Content warning: The following post contains discussion of rape and sexual violence.
Gabrielle Union joined the cast of Apple TV+ drama “Truth Be Told” for season three in the role of Eva – a principal who’s trying to get to the bottom of a suspected sex-trafficking ring while drawing more attention to the Black and Brown girls going missing in the Bay Area. In an interview with CBS Mornings on Wednesday, Jan. 25, Union spoke about her own past experience with rape, the unexpected difficulties she encountered while filming “Truth Be Told,” and how the experience gave her a deeper empathy for young victims of sex trafficking.
“The show is about sexual violence of young people in the Bay Area. At 19, I experienced sexual violence – I was raped at gunpoint at my job,” Union said during the interview. She understood that she’d dissociated during the assault, “but I thought I came back into myself by the time the police arrived,” she said.

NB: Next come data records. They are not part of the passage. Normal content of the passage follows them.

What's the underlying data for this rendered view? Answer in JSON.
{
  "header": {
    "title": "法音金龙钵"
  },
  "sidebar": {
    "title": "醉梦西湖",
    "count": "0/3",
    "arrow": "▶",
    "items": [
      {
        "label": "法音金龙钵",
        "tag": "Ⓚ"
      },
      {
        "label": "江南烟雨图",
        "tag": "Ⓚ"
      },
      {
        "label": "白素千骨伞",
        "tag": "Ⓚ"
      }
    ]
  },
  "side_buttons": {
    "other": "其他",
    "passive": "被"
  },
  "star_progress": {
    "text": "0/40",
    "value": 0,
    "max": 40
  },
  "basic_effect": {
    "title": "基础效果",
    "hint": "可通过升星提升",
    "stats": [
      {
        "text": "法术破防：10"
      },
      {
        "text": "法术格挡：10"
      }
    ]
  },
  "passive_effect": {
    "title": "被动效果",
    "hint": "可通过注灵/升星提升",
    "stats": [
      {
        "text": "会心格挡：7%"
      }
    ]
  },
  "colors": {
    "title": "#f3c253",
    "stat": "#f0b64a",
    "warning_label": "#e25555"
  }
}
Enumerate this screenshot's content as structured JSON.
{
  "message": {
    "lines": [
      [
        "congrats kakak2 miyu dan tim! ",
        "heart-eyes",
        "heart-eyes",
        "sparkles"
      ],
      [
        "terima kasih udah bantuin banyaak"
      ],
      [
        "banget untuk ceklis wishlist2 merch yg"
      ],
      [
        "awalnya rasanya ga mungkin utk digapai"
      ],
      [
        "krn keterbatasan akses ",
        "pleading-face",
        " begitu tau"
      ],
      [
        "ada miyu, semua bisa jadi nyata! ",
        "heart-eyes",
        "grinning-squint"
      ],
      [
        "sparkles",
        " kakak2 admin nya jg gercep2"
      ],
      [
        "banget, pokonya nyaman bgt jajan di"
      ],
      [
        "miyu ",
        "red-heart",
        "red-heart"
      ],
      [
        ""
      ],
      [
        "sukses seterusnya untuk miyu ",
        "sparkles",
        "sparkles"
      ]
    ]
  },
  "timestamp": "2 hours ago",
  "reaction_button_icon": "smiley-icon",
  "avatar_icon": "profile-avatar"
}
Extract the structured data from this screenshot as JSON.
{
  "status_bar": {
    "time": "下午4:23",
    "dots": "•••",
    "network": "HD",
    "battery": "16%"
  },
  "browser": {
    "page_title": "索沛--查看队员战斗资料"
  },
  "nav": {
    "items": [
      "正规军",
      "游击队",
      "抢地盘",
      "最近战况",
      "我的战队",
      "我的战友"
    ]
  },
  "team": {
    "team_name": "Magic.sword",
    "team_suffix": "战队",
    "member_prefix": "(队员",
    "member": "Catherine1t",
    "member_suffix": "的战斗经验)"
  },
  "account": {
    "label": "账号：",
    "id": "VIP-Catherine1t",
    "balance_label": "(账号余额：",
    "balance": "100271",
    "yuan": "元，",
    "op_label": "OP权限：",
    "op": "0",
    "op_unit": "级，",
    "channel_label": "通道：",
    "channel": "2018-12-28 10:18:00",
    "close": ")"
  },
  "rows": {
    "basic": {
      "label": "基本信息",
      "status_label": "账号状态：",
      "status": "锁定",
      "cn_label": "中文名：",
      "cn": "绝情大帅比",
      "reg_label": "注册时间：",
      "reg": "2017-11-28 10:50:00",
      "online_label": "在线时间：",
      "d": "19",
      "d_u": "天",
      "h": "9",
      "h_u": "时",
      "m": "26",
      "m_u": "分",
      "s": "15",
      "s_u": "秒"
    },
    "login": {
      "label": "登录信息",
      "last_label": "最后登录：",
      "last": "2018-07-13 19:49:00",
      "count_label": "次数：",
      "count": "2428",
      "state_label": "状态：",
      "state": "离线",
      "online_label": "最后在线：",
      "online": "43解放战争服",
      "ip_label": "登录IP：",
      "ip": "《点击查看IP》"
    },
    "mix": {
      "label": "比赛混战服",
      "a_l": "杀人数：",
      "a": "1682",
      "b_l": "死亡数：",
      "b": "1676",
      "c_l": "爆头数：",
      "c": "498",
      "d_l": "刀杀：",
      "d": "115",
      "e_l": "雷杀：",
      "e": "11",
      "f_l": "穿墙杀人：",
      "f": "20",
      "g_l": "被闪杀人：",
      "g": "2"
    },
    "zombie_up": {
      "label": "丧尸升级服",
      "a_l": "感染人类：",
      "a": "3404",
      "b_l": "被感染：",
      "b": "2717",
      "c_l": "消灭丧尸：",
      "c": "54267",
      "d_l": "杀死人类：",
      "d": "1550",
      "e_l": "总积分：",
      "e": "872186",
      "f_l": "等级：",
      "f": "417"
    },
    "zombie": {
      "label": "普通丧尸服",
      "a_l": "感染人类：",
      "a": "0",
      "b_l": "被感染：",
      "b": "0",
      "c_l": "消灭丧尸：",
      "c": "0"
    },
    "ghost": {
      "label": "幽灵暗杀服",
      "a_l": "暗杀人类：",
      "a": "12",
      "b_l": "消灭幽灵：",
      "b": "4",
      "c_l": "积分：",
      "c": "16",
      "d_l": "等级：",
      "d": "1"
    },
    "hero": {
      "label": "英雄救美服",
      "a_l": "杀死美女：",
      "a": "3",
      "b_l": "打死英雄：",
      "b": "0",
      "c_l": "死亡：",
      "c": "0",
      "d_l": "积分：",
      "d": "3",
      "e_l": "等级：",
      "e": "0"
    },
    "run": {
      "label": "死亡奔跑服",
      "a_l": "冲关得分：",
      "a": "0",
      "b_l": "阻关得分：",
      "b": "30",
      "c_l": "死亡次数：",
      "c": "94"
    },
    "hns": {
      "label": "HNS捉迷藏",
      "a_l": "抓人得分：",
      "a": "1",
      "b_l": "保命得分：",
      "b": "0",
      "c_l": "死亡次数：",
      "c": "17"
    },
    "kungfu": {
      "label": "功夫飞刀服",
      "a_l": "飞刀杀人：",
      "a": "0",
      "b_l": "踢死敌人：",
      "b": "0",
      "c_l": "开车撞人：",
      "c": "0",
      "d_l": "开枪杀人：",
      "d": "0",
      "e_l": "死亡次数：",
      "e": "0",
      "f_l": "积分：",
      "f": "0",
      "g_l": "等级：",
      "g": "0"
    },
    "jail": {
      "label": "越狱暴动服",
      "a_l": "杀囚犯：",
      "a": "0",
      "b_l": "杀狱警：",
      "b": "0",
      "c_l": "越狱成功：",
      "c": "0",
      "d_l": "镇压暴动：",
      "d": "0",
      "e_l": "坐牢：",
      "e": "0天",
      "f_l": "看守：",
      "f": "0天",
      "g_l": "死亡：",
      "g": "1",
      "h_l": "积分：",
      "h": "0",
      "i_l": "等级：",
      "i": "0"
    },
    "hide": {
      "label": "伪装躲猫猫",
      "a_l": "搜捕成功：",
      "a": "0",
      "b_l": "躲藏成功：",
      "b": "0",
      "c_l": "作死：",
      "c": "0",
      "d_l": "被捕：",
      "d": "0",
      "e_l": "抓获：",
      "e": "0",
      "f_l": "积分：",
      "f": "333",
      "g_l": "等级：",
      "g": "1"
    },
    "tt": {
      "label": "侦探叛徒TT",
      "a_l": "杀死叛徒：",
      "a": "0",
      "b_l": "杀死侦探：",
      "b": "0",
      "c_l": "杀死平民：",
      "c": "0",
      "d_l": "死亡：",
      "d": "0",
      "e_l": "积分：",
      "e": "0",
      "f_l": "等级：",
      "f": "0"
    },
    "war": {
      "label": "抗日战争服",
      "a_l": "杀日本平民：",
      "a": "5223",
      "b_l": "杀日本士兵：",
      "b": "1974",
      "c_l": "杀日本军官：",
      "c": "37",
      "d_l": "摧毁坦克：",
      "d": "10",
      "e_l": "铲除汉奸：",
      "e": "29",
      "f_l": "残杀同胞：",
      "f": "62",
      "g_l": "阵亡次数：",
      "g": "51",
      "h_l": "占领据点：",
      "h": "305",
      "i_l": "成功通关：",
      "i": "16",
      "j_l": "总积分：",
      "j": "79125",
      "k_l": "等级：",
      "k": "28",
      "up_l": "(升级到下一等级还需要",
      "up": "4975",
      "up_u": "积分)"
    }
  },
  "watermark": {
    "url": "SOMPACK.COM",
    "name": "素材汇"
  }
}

But while filming “Truth Be Told,” Union realized that wasn’t true – her mind had continued to protect her over the next 30 years. And while working on a project so heavily focused on sex trafficking, she began to remember more details about her rape. “It was like my brain was pulling back the curtain on everything: smells . . . what his skin felt like – all of it was finally revealed to me. For 30 years, I thought I knew, and what I realized was that I wouldn’t have survived at 19, understanding the enormity of the trauma,” Union said.
“And when I think about it, I was raped one time. One time, and 30 years later, I still struggle. Victims of sexual violence experience this over and over and over again, indefinitely,” she added.
Union described crying after work each day because of her past trauma. She said she felt a responsibility to use her experience “for the greater good,” but in doing so, “I wasn’t exactly prioritizing myself.” When shooting for the season finally wrapped, her friends arranged for her to participate in a “rebirth” ceremony on the beach to help her release the past trauma.
Ultimately, Union said the experience of shooting and reliving her rape helped her acknowledge “the enormity of the trauma” experienced by victims of sex trafficking – and reinforced the importance of drawing attention to their stories, especially those of Black and Brown young folks, so they can be given the resources they desperately need.
“Seventy-one thousand Black girls under 17 went missing in 2021, and they were identified as runaways – nine out of 10 were identified as runaways. If you’re identified as a runaway, [there’s] no Amber Alert, no law enforcement attention. Nothing,” Union said. She adds that Black and Brown young folks, in particular, “get adultified. We are demonized, and we’re blamed for our own abuse, which means you’re not going to take it as seriously. Our innocence is never guaranteed. It’s always up for debate.”
Union added that, while the Gabby Petito case in August 2021 garnered widespread media attention, the 71,000 Black girls who went missing in 2021 weren’t getting reported on, which is another reason she sees work like “Truth Be Told” as so important.
She said the response to the show “has been enormous” and that people and organizations involved in sex-trafficking work have thanked the show for raising attention to the issue.
For more information about human trafficking and how to help, visit organizations, including Polaris Project, Love 146, and the National Center For Missing & Exploited Children.
If you or a loved one are experiencing sexual assault, know that help is available. To speak with someone trained to assist survivors of sexual violence, call the National Sexual Assault Hotline 24/7 at 1-800-656-4673.
Source: Pop Sugar